:: Task brief ::
Filter the listing below, please, and copy only the lines with the word "mention".

:: Data ::
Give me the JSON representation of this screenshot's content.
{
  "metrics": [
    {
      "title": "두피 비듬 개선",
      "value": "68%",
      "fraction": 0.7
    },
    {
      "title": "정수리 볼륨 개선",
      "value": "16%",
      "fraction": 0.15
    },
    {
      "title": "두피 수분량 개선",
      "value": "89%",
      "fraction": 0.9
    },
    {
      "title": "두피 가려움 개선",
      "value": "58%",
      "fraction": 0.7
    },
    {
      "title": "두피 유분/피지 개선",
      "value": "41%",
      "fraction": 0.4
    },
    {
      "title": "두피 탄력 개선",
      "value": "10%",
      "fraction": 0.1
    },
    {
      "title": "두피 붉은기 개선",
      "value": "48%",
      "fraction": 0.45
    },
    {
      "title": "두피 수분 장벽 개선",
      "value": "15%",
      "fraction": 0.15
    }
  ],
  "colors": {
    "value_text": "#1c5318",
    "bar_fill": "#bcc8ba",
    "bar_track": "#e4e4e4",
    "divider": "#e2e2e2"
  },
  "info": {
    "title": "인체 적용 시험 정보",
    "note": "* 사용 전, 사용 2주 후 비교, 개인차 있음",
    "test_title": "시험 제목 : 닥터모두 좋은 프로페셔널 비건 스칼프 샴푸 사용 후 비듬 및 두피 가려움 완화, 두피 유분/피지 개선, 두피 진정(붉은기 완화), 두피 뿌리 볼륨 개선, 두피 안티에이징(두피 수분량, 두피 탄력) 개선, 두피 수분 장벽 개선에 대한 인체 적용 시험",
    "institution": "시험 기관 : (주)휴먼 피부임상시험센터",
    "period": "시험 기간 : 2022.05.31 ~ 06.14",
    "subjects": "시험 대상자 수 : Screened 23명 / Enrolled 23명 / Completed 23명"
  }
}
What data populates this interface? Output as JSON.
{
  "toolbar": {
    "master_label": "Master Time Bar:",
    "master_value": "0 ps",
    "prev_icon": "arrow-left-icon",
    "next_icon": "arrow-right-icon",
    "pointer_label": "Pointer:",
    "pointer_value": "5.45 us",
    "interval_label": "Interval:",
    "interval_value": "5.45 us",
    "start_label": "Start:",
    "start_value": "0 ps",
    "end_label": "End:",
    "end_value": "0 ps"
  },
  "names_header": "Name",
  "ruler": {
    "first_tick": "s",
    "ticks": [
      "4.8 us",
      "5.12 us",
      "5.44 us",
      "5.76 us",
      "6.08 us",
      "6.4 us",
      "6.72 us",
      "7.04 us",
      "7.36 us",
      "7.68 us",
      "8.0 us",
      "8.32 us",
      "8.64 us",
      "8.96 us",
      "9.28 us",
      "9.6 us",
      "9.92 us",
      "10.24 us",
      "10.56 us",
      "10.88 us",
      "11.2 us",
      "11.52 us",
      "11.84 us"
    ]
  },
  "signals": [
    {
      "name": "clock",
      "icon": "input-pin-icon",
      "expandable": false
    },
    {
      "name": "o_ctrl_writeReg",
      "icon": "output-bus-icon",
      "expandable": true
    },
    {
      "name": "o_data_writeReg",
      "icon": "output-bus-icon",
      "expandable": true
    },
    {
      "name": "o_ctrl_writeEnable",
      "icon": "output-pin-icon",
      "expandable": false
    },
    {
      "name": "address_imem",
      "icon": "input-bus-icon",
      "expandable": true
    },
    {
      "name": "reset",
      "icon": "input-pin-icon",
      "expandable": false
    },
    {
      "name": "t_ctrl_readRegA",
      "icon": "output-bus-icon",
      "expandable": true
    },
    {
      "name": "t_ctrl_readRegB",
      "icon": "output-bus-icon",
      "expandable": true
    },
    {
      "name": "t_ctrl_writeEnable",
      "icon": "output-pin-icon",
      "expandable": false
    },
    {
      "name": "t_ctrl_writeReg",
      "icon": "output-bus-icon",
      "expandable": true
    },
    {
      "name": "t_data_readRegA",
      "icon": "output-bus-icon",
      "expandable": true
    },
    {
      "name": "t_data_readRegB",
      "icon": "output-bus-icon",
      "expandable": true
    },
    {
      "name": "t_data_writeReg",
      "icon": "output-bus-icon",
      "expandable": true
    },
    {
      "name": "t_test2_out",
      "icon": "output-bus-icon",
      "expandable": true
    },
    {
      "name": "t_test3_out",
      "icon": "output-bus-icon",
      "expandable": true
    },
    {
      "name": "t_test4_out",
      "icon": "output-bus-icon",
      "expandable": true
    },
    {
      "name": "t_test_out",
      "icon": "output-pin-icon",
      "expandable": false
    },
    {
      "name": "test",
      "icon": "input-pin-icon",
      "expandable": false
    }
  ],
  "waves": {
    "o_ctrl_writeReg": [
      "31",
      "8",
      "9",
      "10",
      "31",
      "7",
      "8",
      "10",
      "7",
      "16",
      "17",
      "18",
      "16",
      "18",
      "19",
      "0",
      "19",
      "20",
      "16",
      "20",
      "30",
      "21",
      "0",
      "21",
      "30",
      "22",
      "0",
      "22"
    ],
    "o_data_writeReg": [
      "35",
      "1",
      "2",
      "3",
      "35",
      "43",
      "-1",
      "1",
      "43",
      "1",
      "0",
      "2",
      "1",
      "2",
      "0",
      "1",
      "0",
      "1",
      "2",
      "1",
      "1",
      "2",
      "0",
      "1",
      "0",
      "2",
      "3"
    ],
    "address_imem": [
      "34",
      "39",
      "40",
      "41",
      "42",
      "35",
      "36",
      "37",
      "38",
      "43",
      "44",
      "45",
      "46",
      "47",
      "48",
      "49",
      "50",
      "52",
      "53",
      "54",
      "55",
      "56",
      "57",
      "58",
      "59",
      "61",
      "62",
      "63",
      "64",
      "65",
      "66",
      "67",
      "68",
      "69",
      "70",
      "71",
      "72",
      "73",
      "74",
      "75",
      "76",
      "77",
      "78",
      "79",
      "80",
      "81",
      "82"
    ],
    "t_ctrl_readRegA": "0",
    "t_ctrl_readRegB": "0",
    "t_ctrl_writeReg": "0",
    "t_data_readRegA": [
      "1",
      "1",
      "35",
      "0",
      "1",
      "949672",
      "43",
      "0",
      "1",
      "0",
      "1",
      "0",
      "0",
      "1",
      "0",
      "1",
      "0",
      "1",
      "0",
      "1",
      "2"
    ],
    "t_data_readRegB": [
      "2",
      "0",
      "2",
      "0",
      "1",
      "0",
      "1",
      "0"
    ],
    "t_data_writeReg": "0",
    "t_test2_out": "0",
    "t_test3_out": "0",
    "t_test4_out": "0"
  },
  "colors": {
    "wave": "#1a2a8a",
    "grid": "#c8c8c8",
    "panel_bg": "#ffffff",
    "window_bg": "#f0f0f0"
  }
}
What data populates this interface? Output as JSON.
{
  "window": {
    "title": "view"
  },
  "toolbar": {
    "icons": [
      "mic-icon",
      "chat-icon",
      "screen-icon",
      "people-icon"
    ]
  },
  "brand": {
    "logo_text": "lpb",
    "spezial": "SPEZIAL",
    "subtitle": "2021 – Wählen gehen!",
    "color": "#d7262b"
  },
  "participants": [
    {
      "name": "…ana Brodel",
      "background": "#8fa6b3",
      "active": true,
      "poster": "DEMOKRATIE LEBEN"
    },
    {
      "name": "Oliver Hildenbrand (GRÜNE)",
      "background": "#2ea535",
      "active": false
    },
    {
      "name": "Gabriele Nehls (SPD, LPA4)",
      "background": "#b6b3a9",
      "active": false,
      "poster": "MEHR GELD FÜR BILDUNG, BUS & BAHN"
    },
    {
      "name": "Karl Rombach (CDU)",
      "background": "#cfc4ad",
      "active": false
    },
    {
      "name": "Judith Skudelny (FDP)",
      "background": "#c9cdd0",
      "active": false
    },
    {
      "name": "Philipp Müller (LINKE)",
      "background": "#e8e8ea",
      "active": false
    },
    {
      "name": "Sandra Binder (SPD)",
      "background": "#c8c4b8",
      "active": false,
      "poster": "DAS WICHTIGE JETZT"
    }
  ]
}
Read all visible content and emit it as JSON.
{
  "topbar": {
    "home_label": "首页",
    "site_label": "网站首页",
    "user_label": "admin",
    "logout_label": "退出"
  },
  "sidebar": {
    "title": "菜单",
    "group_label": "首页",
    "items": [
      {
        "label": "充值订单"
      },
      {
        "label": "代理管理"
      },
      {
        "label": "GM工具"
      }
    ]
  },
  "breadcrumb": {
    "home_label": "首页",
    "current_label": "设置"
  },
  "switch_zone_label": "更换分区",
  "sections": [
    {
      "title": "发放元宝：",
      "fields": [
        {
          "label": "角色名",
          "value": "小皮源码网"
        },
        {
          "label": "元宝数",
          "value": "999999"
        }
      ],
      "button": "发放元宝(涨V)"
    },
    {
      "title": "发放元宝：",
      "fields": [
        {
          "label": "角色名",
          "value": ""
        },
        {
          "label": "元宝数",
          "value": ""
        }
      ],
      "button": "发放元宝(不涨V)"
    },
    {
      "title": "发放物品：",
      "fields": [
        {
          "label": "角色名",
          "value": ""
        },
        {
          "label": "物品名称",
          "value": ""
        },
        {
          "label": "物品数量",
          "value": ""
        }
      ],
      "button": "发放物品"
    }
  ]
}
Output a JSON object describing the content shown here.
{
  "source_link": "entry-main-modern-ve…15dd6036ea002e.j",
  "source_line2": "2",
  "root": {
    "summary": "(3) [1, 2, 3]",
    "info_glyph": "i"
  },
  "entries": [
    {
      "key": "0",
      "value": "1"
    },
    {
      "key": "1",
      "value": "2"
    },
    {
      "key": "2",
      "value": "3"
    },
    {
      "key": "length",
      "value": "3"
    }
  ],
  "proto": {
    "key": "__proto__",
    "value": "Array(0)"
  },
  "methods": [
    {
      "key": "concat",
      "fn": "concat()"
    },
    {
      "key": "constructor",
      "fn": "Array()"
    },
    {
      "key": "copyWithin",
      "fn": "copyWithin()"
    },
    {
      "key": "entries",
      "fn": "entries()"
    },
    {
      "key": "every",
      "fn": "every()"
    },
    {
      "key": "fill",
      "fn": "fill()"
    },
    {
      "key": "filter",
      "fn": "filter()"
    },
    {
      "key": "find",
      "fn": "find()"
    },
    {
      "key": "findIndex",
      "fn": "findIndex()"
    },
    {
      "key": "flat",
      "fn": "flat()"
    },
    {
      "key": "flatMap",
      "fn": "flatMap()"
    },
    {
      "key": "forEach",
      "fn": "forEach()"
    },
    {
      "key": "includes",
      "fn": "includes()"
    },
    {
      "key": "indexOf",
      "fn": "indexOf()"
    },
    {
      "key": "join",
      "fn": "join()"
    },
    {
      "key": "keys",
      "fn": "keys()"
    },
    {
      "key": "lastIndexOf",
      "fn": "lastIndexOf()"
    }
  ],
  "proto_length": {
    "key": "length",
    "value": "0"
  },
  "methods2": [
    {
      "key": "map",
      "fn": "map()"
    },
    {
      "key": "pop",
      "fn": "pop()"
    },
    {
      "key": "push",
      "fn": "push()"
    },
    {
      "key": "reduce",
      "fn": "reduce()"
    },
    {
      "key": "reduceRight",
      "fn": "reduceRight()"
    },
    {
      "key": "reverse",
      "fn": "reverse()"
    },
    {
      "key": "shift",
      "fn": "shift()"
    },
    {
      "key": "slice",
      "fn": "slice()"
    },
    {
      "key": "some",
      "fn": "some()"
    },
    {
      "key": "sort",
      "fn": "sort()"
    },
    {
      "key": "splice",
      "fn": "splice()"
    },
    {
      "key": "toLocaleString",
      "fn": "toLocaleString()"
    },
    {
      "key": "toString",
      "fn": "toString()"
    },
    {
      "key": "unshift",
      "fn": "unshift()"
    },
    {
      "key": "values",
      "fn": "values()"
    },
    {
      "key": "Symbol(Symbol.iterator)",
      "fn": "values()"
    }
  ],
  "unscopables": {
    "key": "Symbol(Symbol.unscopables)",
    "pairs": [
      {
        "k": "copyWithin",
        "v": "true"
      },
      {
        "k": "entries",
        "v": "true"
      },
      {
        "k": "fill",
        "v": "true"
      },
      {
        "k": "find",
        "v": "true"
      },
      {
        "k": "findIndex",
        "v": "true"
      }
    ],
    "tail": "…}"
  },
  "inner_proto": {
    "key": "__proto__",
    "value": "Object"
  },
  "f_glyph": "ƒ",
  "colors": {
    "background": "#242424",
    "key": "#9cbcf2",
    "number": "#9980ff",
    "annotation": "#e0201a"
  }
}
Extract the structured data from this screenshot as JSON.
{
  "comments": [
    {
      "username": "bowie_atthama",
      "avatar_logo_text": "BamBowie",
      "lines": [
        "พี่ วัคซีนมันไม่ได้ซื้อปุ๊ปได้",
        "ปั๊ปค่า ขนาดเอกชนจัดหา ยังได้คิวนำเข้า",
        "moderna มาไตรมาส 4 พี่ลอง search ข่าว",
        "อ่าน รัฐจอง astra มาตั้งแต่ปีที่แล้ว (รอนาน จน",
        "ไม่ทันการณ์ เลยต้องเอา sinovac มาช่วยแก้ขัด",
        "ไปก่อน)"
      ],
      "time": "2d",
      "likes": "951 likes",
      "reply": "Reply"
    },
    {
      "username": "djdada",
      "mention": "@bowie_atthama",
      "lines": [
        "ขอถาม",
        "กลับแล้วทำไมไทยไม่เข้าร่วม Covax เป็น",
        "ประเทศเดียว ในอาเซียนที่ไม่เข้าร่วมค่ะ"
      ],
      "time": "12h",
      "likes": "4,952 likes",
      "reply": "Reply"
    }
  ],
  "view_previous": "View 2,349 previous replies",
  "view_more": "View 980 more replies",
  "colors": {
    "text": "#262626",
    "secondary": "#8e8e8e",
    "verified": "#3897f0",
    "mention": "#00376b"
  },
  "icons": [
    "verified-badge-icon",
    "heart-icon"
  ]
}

:: Expected answer ::
      "mention": "@bowie_atthama",
    "mention": "#00376b"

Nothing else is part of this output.